§ What the task asks:
The reply should hold every record, copied exactly, and none of the pictures.

Records from a data collection
- Opening Delimiter -
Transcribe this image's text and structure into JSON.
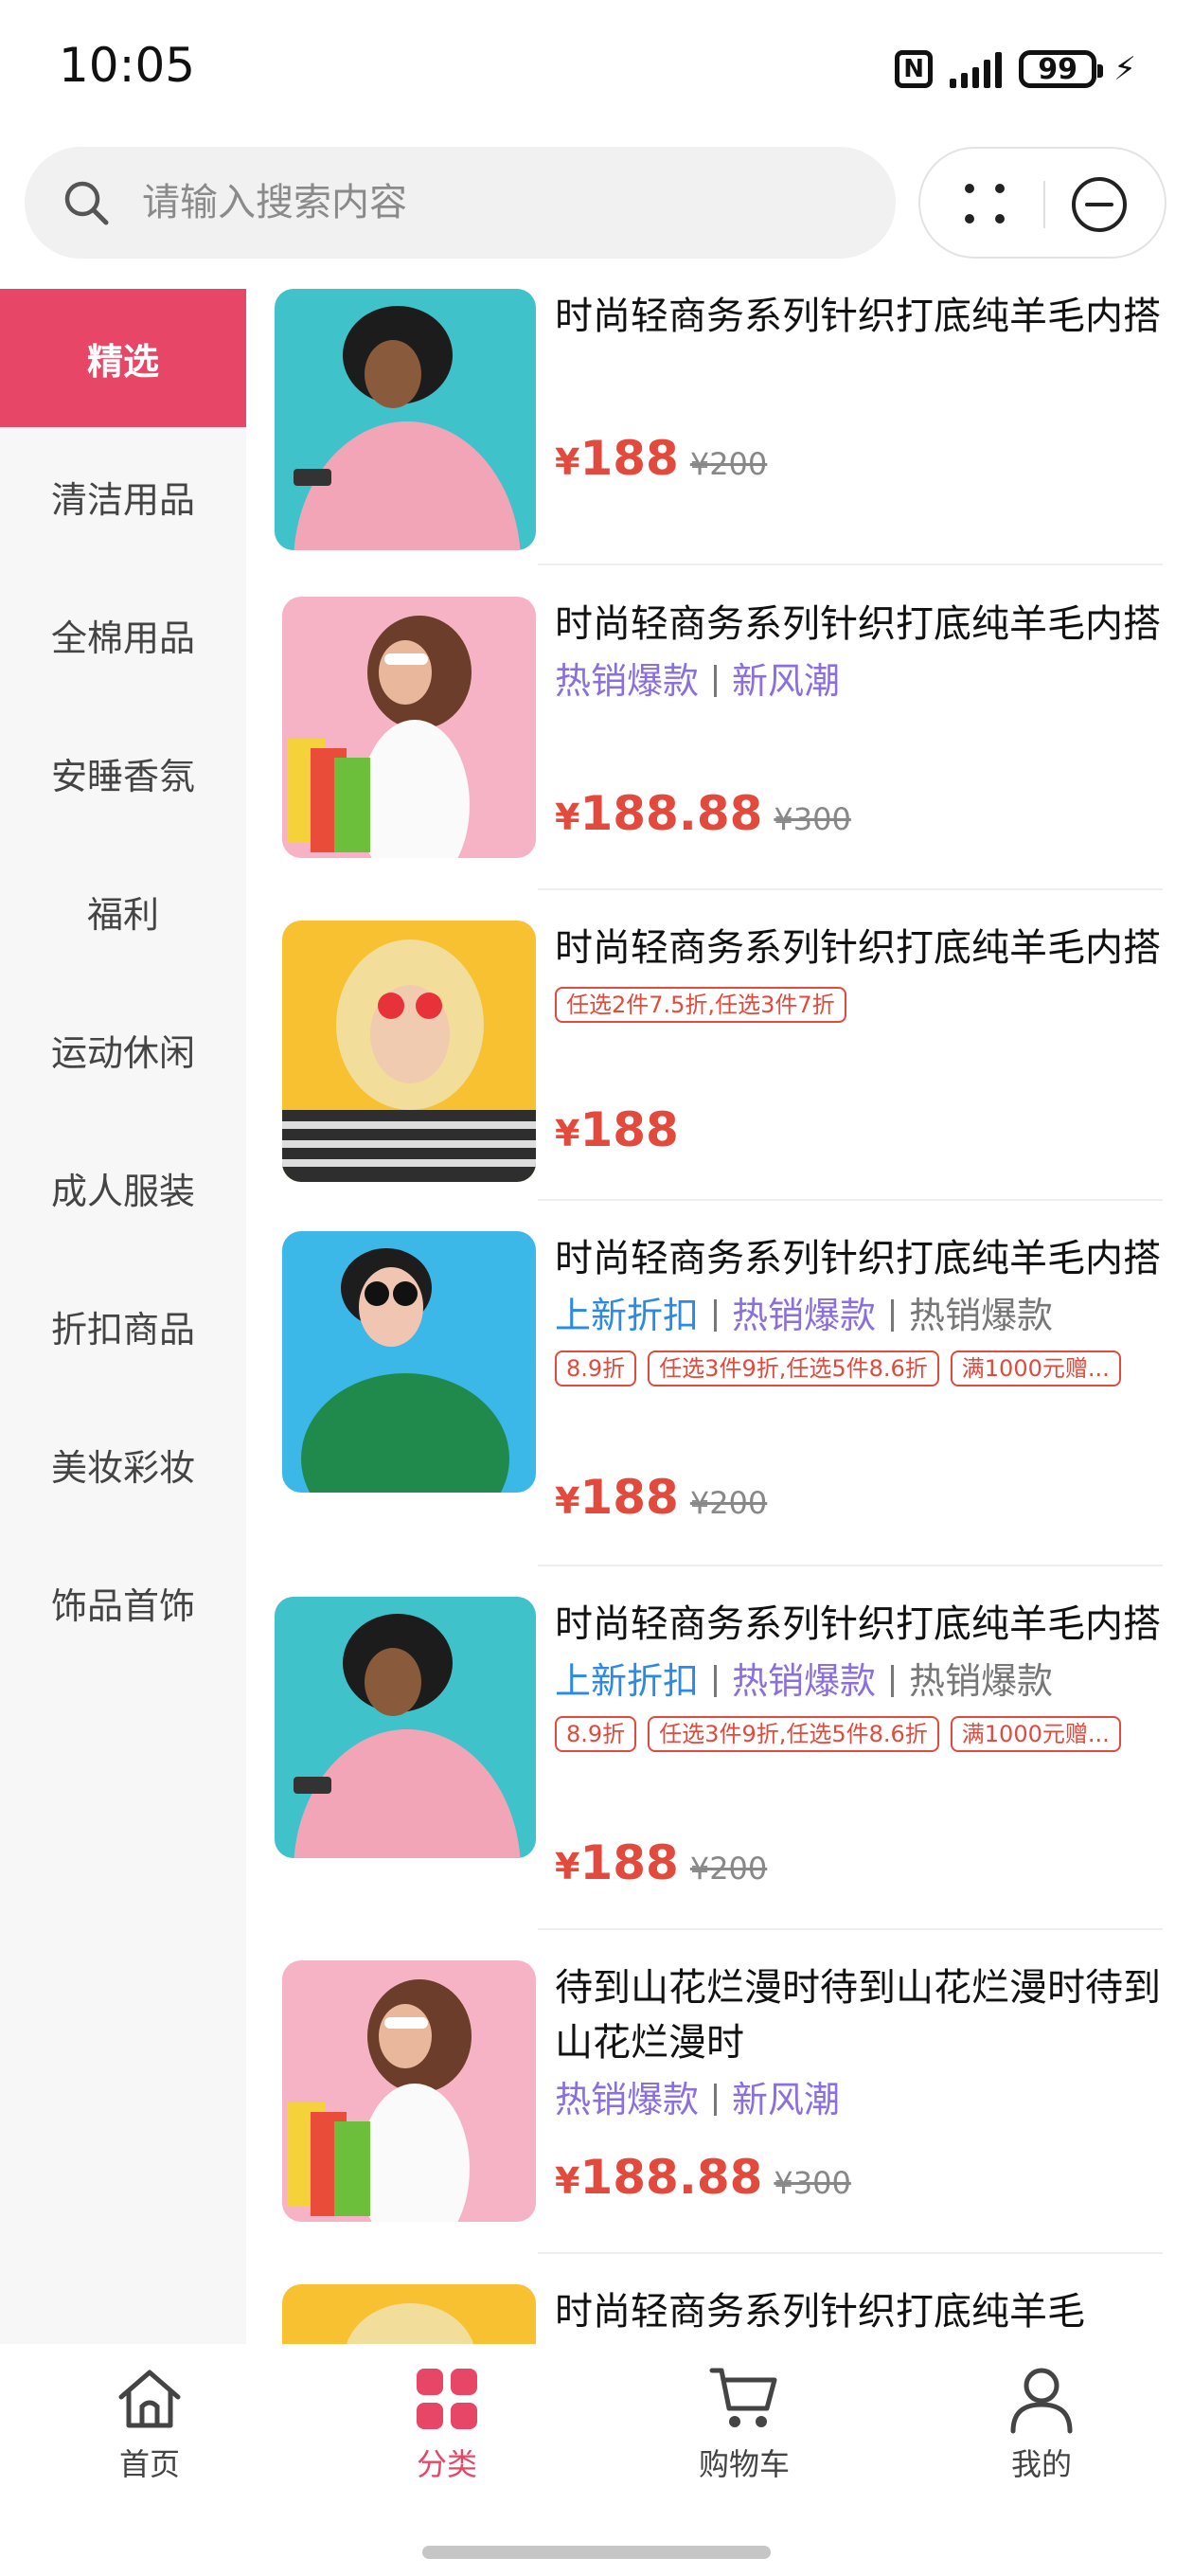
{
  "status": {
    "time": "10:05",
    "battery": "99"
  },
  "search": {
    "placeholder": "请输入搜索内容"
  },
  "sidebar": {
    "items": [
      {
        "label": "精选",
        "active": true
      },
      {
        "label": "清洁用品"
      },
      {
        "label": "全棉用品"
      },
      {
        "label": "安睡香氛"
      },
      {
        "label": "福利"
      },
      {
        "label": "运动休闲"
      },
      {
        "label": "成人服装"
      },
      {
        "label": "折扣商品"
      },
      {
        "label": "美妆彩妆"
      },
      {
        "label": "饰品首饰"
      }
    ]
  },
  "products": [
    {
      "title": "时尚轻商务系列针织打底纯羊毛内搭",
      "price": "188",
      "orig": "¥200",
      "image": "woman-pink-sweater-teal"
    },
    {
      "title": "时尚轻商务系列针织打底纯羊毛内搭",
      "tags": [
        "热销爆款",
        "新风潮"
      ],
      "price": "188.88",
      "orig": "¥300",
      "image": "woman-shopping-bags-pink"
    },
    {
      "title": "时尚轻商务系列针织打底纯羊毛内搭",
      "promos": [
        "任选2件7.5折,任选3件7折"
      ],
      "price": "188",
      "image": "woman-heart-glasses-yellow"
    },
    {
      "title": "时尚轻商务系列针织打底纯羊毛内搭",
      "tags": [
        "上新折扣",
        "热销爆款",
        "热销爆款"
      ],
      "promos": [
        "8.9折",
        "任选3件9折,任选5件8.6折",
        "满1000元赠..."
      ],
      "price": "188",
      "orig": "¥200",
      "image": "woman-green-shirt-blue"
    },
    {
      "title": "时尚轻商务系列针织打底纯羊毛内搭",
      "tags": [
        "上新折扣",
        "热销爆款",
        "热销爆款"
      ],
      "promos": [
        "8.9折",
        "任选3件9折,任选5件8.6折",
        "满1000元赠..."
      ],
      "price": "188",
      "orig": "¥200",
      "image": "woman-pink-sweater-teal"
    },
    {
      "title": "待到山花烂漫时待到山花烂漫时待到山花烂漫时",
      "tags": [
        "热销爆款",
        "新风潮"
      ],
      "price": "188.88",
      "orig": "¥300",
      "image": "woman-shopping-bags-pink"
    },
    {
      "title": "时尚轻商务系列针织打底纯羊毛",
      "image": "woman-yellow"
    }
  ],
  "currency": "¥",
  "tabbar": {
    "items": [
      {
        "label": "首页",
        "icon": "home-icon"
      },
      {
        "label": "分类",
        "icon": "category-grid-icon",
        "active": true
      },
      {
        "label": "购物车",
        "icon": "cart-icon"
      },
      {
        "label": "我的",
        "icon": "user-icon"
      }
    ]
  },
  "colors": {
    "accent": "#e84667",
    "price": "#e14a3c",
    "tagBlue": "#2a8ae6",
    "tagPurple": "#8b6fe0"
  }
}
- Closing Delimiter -
§ Output for this exercise:
Transcribe this image's text and structure into JSON.
{
  "status": {
    "time": "10:05",
    "battery": "99"
  },
  "search": {
    "placeholder": "请输入搜索内容"
  },
  "sidebar": {
    "items": [
      {
        "label": "精选",
        "active": true
      },
      {
        "label": "清洁用品"
      },
      {
        "label": "全棉用品"
      },
      {
        "label": "安睡香氛"
      },
      {
        "label": "福利"
      },
      {
        "label": "运动休闲"
      },
      {
        "label": "成人服装"
      },
      {
        "label": "折扣商品"
      },
      {
        "label": "美妆彩妆"
      },
      {
        "label": "饰品首饰"
      }
    ]
  },
  "products": [
    {
      "title": "时尚轻商务系列针织打底纯羊毛内搭",
      "price": "188",
      "orig": "¥200",
      "image": "woman-pink-sweater-teal"
    },
    {
      "title": "时尚轻商务系列针织打底纯羊毛内搭",
      "tags": [
        "热销爆款",
        "新风潮"
      ],
      "price": "188.88",
      "orig": "¥300",
      "image": "woman-shopping-bags-pink"
    },
    {
      "title": "时尚轻商务系列针织打底纯羊毛内搭",
      "promos": [
        "任选2件7.5折,任选3件7折"
      ],
      "price": "188",
      "image": "woman-heart-glasses-yellow"
    },
    {
      "title": "时尚轻商务系列针织打底纯羊毛内搭",
      "tags": [
        "上新折扣",
        "热销爆款",
        "热销爆款"
      ],
      "promos": [
        "8.9折",
        "任选3件9折,任选5件8.6折",
        "满1000元赠..."
      ],
      "price": "188",
      "orig": "¥200",
      "image": "woman-green-shirt-blue"
    },
    {
      "title": "时尚轻商务系列针织打底纯羊毛内搭",
      "tags": [
        "上新折扣",
        "热销爆款",
        "热销爆款"
      ],
      "promos": [
        "8.9折",
        "任选3件9折,任选5件8.6折",
        "满1000元赠..."
      ],
      "price": "188",
      "orig": "¥200",
      "image": "woman-pink-sweater-teal"
    },
    {
      "title": "待到山花烂漫时待到山花烂漫时待到山花烂漫时",
      "tags": [
        "热销爆款",
        "新风潮"
      ],
      "price": "188.88",
      "orig": "¥300",
      "image": "woman-shopping-bags-pink"
    },
    {
      "title": "时尚轻商务系列针织打底纯羊毛",
      "image": "woman-yellow"
    }
  ],
  "currency": "¥",
  "tabbar": {
    "items": [
      {
        "label": "首页",
        "icon": "home-icon"
      },
      {
        "label": "分类",
        "icon": "category-grid-icon",
        "active": true
      },
      {
        "label": "购物车",
        "icon": "cart-icon"
      },
      {
        "label": "我的",
        "icon": "user-icon"
      }
    ]
  },
  "colors": {
    "accent": "#e84667",
    "price": "#e14a3c",
    "tagBlue": "#2a8ae6",
    "tagPurple": "#8b6fe0"
  }
}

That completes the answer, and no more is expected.